RAW DATA:
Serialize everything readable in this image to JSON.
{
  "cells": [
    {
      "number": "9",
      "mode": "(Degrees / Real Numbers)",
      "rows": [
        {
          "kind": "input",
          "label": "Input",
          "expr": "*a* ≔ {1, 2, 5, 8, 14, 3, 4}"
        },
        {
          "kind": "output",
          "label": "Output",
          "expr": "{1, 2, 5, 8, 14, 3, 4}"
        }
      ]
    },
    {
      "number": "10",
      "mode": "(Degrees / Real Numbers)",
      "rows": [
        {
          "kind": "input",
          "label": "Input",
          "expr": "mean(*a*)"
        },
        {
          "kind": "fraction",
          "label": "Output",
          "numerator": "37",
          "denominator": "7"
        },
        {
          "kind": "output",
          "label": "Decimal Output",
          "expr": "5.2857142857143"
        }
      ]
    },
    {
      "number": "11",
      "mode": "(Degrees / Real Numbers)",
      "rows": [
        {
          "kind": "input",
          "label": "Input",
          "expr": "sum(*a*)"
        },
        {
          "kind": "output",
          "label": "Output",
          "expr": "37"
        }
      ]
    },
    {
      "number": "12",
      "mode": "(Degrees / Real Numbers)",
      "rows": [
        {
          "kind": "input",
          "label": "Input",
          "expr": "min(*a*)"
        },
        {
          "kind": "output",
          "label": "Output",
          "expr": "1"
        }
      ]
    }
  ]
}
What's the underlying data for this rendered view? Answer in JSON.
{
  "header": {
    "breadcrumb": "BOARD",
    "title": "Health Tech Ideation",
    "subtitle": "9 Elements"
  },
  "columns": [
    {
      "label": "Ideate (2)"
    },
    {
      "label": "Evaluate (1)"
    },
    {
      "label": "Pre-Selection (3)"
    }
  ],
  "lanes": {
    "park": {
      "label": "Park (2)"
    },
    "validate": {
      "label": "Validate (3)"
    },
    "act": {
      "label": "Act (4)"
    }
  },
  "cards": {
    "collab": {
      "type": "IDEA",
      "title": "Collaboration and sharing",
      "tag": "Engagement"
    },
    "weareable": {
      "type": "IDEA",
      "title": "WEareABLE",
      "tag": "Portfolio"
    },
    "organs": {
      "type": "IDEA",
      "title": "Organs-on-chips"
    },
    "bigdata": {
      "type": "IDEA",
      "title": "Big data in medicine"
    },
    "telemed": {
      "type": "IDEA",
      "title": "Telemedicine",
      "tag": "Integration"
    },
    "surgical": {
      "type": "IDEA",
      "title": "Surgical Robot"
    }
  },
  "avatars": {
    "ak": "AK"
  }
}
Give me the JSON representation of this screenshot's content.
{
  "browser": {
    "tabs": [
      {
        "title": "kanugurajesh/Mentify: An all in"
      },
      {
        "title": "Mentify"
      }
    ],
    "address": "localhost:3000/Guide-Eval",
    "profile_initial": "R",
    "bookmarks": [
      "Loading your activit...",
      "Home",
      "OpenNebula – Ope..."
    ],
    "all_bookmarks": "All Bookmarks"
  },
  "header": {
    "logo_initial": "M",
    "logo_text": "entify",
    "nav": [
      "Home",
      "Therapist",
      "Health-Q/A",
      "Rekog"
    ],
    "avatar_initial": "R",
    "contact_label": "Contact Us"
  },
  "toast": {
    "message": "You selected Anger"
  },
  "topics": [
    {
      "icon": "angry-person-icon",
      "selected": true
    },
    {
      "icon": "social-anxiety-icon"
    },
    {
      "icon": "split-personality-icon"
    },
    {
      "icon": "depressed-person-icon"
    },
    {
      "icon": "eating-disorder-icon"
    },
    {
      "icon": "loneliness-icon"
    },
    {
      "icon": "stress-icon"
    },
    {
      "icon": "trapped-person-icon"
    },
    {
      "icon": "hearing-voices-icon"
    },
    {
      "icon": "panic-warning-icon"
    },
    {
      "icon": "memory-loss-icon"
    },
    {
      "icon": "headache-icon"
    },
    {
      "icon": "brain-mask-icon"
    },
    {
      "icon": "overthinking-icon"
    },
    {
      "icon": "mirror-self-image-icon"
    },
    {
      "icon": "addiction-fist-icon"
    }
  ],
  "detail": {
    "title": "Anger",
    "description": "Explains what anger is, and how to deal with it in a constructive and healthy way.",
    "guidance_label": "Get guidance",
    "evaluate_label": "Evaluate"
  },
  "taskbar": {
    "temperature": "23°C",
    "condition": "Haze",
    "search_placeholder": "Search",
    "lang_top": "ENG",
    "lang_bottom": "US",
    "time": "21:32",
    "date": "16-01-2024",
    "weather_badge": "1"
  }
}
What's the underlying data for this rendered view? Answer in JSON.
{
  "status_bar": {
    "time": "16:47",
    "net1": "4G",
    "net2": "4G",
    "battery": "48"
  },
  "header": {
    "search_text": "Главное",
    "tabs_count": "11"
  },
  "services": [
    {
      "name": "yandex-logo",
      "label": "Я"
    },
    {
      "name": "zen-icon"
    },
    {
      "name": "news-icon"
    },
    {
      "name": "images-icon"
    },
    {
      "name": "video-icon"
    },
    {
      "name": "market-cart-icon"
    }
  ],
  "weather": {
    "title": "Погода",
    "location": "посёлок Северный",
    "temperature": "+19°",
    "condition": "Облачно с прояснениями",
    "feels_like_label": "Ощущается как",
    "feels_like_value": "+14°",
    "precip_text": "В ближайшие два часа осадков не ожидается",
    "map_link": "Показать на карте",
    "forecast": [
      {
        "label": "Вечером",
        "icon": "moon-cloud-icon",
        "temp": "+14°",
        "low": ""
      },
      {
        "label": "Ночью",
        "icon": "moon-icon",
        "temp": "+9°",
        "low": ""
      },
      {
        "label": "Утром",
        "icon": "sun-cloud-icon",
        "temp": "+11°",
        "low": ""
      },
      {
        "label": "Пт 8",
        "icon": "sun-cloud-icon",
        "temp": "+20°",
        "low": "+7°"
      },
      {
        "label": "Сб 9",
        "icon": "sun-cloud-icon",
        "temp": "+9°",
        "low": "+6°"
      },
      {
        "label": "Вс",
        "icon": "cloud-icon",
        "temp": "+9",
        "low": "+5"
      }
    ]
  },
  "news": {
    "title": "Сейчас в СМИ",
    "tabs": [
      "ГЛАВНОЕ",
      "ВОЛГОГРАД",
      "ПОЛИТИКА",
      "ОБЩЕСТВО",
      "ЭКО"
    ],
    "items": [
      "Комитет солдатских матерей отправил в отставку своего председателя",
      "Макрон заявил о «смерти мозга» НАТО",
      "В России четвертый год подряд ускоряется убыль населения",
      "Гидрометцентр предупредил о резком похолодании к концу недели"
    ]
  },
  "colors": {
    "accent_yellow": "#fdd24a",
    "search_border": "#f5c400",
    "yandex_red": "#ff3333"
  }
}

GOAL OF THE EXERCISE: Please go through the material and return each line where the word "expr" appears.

RESPONSE TO THIS TASK:
          "expr": "*a* ≔ {1, 2, 5, 8, 14, 3, 4}"
          "expr": "{1, 2, 5, 8, 14, 3, 4}"
          "expr": "mean(*a*)"
          "expr": "5.2857142857143"
          "expr": "sum(*a*)"
          "expr": "37"
          "expr": "min(*a*)"
          "expr": "1"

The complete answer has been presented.